Your task
Please reproduce the data exactly and omit the pictures.

::::::::::

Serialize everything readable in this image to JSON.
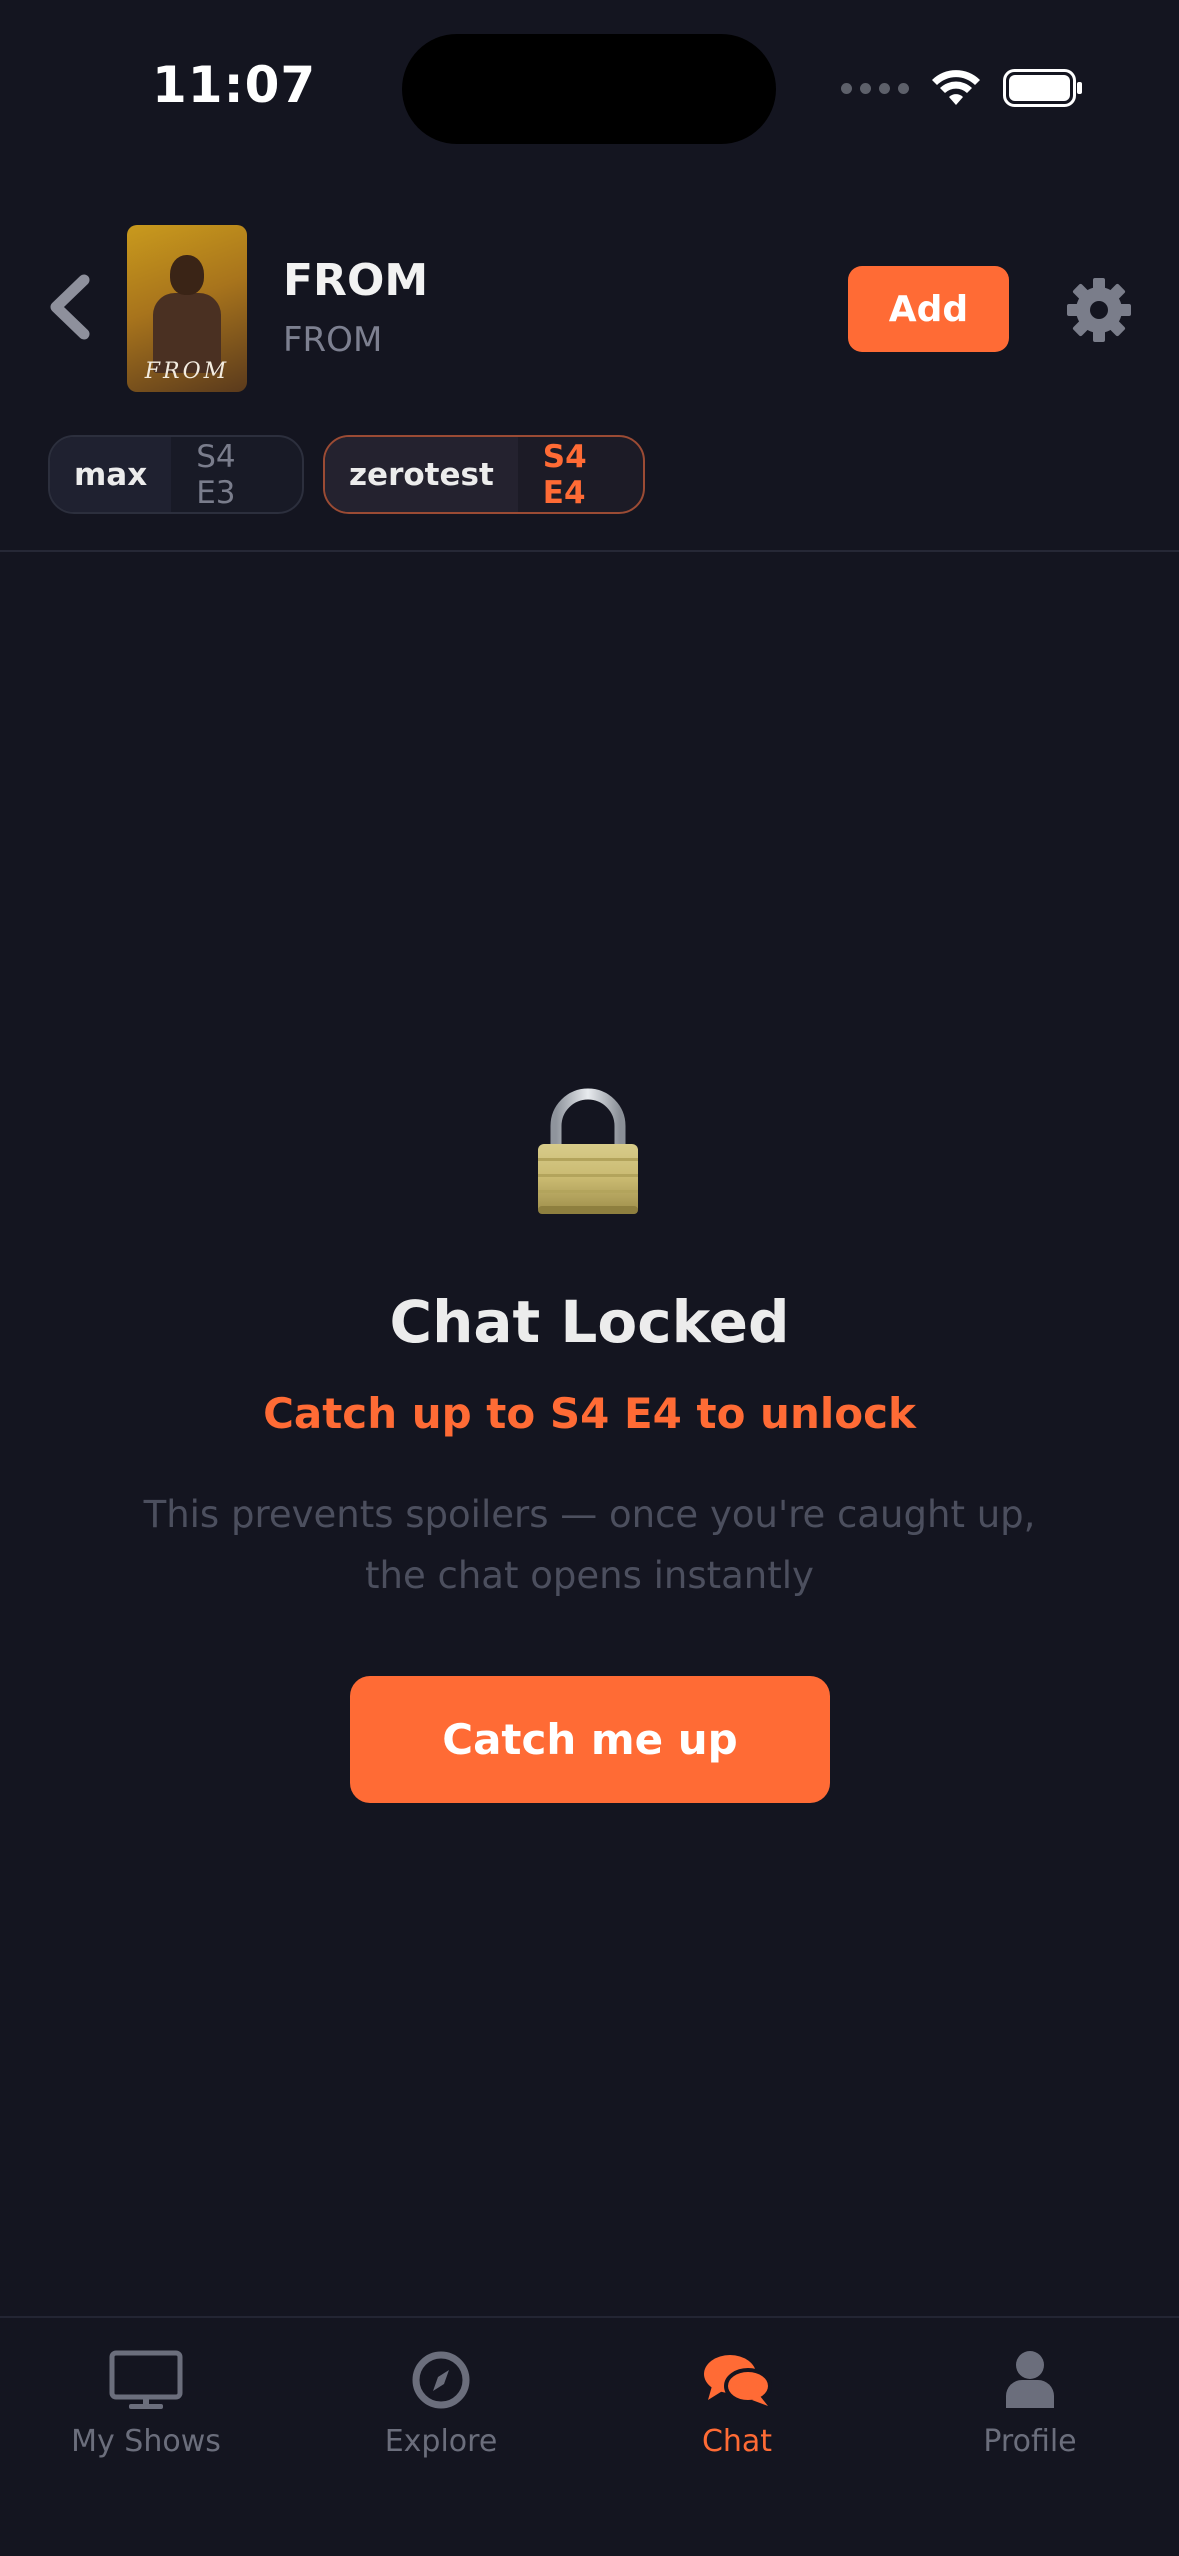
{
  "status_bar": {
    "time": "11:07"
  },
  "header": {
    "show_title": "FROM",
    "show_subtitle": "FROM",
    "poster_text": "FROM",
    "add_label": "Add"
  },
  "participants": [
    {
      "name": "max",
      "episode": "S4 E3"
    },
    {
      "name": "zerotest",
      "episode": "S4 E4"
    }
  ],
  "locked": {
    "title": "Chat Locked",
    "subtitle": "Catch up to S4 E4 to unlock",
    "description": "This prevents spoilers — once you're caught up, the chat opens instantly",
    "button_label": "Catch me up"
  },
  "tabs": [
    {
      "label": "My Shows",
      "icon": "tv-icon",
      "active": false
    },
    {
      "label": "Explore",
      "icon": "compass-icon",
      "active": false
    },
    {
      "label": "Chat",
      "icon": "chat-bubbles-icon",
      "active": true
    },
    {
      "label": "Profile",
      "icon": "person-icon",
      "active": false
    }
  ],
  "colors": {
    "background": "#141520",
    "accent": "#ff6b35",
    "muted_text": "#6b6e7c"
  }
}
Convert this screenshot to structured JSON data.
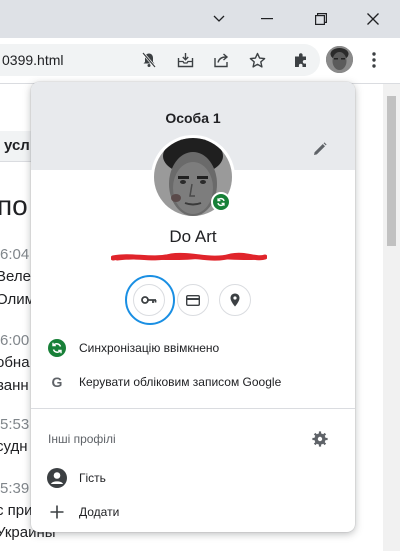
{
  "browser": {
    "url": "0399.html",
    "window_controls": [
      "chevron-down-icon",
      "minimize-icon",
      "restore-icon",
      "close-icon"
    ],
    "toolbar_icons": [
      "notifications-off-icon",
      "install-app-icon",
      "share-icon",
      "bookmark-star-icon",
      "extensions-icon",
      "profile-avatar-icon",
      "menu-icon"
    ]
  },
  "page_behind": {
    "tab_fragment": "усл",
    "heading_fragment": "по",
    "times": [
      "6:04",
      "6:00",
      "5:53",
      "5:39"
    ],
    "lines": [
      "Веле",
      "Олим",
      "обна",
      "ванн",
      "судн",
      "с при",
      "Украины"
    ]
  },
  "profile_menu": {
    "profile_title": "Особа 1",
    "user_name": "Do Art",
    "user_email": "",
    "quick_actions": [
      "key-icon",
      "credit-card-icon",
      "location-pin-icon"
    ],
    "sync_status": "Синхронізацію ввімкнено",
    "manage_account": "Керувати обліковим записом Google",
    "other_profiles_label": "Інші профілі",
    "guest_label": "Гість",
    "add_label": "Додати"
  },
  "colors": {
    "header_bg": "#e8eaed",
    "sync_green": "#188038",
    "highlight_ring": "#1a8fe3",
    "redaction_red": "#e0242b"
  }
}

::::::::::

The answer
Serialize everything readable in this image to JSON.
{
  "status_bar": {
    "time": "11:07"
  },
  "header": {
    "show_title": "FROM",
    "show_subtitle": "FROM",
    "poster_text": "FROM",
    "add_label": "Add"
  },
  "participants": [
    {
      "name": "max",
      "episode": "S4 E3"
    },
    {
      "name": "zerotest",
      "episode": "S4 E4"
    }
  ],
  "locked": {
    "title": "Chat Locked",
    "subtitle": "Catch up to S4 E4 to unlock",
    "description": "This prevents spoilers — once you're caught up, the chat opens instantly",
    "button_label": "Catch me up"
  },
  "tabs": [
    {
      "label": "My Shows",
      "icon": "tv-icon",
      "active": false
    },
    {
      "label": "Explore",
      "icon": "compass-icon",
      "active": false
    },
    {
      "label": "Chat",
      "icon": "chat-bubbles-icon",
      "active": true
    },
    {
      "label": "Profile",
      "icon": "person-icon",
      "active": false
    }
  ],
  "colors": {
    "background": "#141520",
    "accent": "#ff6b35",
    "muted_text": "#6b6e7c"
  }
}
Convert this screenshot to structured JSON data.
{
  "browser": {
    "url": "0399.html",
    "window_controls": [
      "chevron-down-icon",
      "minimize-icon",
      "restore-icon",
      "close-icon"
    ],
    "toolbar_icons": [
      "notifications-off-icon",
      "install-app-icon",
      "share-icon",
      "bookmark-star-icon",
      "extensions-icon",
      "profile-avatar-icon",
      "menu-icon"
    ]
  },
  "page_behind": {
    "tab_fragment": "усл",
    "heading_fragment": "по",
    "times": [
      "6:04",
      "6:00",
      "5:53",
      "5:39"
    ],
    "lines": [
      "Веле",
      "Олим",
      "обна",
      "ванн",
      "судн",
      "с при",
      "Украины"
    ]
  },
  "profile_menu": {
    "profile_title": "Особа 1",
    "user_name": "Do Art",
    "user_email": "",
    "quick_actions": [
      "key-icon",
      "credit-card-icon",
      "location-pin-icon"
    ],
    "sync_status": "Синхронізацію ввімкнено",
    "manage_account": "Керувати обліковим записом Google",
    "other_profiles_label": "Інші профілі",
    "guest_label": "Гість",
    "add_label": "Додати"
  },
  "colors": {
    "header_bg": "#e8eaed",
    "sync_green": "#188038",
    "highlight_ring": "#1a8fe3",
    "redaction_red": "#e0242b"
  }
}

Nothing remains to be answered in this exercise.